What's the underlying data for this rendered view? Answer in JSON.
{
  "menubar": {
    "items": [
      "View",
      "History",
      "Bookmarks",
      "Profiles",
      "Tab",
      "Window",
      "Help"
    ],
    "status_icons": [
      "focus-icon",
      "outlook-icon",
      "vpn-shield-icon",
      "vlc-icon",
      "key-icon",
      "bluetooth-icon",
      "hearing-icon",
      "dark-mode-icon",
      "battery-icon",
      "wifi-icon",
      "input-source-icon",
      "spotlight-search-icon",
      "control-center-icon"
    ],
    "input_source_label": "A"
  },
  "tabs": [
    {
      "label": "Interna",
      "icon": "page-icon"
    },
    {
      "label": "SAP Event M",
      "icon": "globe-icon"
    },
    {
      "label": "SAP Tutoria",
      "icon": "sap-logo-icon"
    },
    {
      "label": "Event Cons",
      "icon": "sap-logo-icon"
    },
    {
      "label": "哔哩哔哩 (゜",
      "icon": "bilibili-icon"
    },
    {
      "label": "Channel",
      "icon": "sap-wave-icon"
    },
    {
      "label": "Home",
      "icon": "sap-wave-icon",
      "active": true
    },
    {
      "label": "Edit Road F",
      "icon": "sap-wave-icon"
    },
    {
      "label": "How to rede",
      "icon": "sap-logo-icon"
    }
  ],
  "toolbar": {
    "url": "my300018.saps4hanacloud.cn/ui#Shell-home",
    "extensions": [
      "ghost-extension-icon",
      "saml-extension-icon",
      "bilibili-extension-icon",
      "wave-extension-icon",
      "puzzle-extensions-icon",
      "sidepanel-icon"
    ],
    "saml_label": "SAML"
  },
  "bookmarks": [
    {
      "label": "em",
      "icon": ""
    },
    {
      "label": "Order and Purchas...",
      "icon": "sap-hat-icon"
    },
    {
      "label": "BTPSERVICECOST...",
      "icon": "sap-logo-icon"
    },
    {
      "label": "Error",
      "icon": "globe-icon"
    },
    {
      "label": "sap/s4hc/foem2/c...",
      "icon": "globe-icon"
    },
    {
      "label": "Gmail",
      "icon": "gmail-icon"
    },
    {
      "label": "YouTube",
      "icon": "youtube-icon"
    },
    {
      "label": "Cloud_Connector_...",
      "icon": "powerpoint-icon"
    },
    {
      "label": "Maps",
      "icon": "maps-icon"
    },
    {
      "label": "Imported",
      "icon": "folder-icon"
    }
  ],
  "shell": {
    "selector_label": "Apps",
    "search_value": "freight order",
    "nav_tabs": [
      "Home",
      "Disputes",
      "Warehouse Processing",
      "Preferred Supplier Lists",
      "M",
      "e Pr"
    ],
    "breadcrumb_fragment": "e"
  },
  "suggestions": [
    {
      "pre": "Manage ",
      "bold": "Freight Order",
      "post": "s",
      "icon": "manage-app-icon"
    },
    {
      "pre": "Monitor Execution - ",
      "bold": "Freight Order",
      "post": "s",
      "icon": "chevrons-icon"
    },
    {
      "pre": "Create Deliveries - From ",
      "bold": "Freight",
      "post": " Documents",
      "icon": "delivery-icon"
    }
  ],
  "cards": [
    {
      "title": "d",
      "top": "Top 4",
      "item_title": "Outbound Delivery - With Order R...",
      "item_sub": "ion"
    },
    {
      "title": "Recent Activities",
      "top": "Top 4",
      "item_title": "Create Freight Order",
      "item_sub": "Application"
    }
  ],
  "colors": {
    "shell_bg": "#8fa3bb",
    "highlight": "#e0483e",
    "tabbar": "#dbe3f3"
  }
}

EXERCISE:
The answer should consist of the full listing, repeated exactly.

WRITTEN ANSWER:
What's the underlying data for this rendered view? Answer in JSON.
{
  "menubar": {
    "items": [
      "View",
      "History",
      "Bookmarks",
      "Profiles",
      "Tab",
      "Window",
      "Help"
    ],
    "status_icons": [
      "focus-icon",
      "outlook-icon",
      "vpn-shield-icon",
      "vlc-icon",
      "key-icon",
      "bluetooth-icon",
      "hearing-icon",
      "dark-mode-icon",
      "battery-icon",
      "wifi-icon",
      "input-source-icon",
      "spotlight-search-icon",
      "control-center-icon"
    ],
    "input_source_label": "A"
  },
  "tabs": [
    {
      "label": "Interna",
      "icon": "page-icon"
    },
    {
      "label": "SAP Event M",
      "icon": "globe-icon"
    },
    {
      "label": "SAP Tutoria",
      "icon": "sap-logo-icon"
    },
    {
      "label": "Event Cons",
      "icon": "sap-logo-icon"
    },
    {
      "label": "哔哩哔哩 (゜",
      "icon": "bilibili-icon"
    },
    {
      "label": "Channel",
      "icon": "sap-wave-icon"
    },
    {
      "label": "Home",
      "icon": "sap-wave-icon",
      "active": true
    },
    {
      "label": "Edit Road F",
      "icon": "sap-wave-icon"
    },
    {
      "label": "How to rede",
      "icon": "sap-logo-icon"
    }
  ],
  "toolbar": {
    "url": "my300018.saps4hanacloud.cn/ui#Shell-home",
    "extensions": [
      "ghost-extension-icon",
      "saml-extension-icon",
      "bilibili-extension-icon",
      "wave-extension-icon",
      "puzzle-extensions-icon",
      "sidepanel-icon"
    ],
    "saml_label": "SAML"
  },
  "bookmarks": [
    {
      "label": "em",
      "icon": ""
    },
    {
      "label": "Order and Purchas...",
      "icon": "sap-hat-icon"
    },
    {
      "label": "BTPSERVICECOST...",
      "icon": "sap-logo-icon"
    },
    {
      "label": "Error",
      "icon": "globe-icon"
    },
    {
      "label": "sap/s4hc/foem2/c...",
      "icon": "globe-icon"
    },
    {
      "label": "Gmail",
      "icon": "gmail-icon"
    },
    {
      "label": "YouTube",
      "icon": "youtube-icon"
    },
    {
      "label": "Cloud_Connector_...",
      "icon": "powerpoint-icon"
    },
    {
      "label": "Maps",
      "icon": "maps-icon"
    },
    {
      "label": "Imported",
      "icon": "folder-icon"
    }
  ],
  "shell": {
    "selector_label": "Apps",
    "search_value": "freight order",
    "nav_tabs": [
      "Home",
      "Disputes",
      "Warehouse Processing",
      "Preferred Supplier Lists",
      "M",
      "e Pr"
    ],
    "breadcrumb_fragment": "e"
  },
  "suggestions": [
    {
      "pre": "Manage ",
      "bold": "Freight Order",
      "post": "s",
      "icon": "manage-app-icon"
    },
    {
      "pre": "Monitor Execution - ",
      "bold": "Freight Order",
      "post": "s",
      "icon": "chevrons-icon"
    },
    {
      "pre": "Create Deliveries - From ",
      "bold": "Freight",
      "post": " Documents",
      "icon": "delivery-icon"
    }
  ],
  "cards": [
    {
      "title": "d",
      "top": "Top 4",
      "item_title": "Outbound Delivery - With Order R...",
      "item_sub": "ion"
    },
    {
      "title": "Recent Activities",
      "top": "Top 4",
      "item_title": "Create Freight Order",
      "item_sub": "Application"
    }
  ],
  "colors": {
    "shell_bg": "#8fa3bb",
    "highlight": "#e0483e",
    "tabbar": "#dbe3f3"
  }
}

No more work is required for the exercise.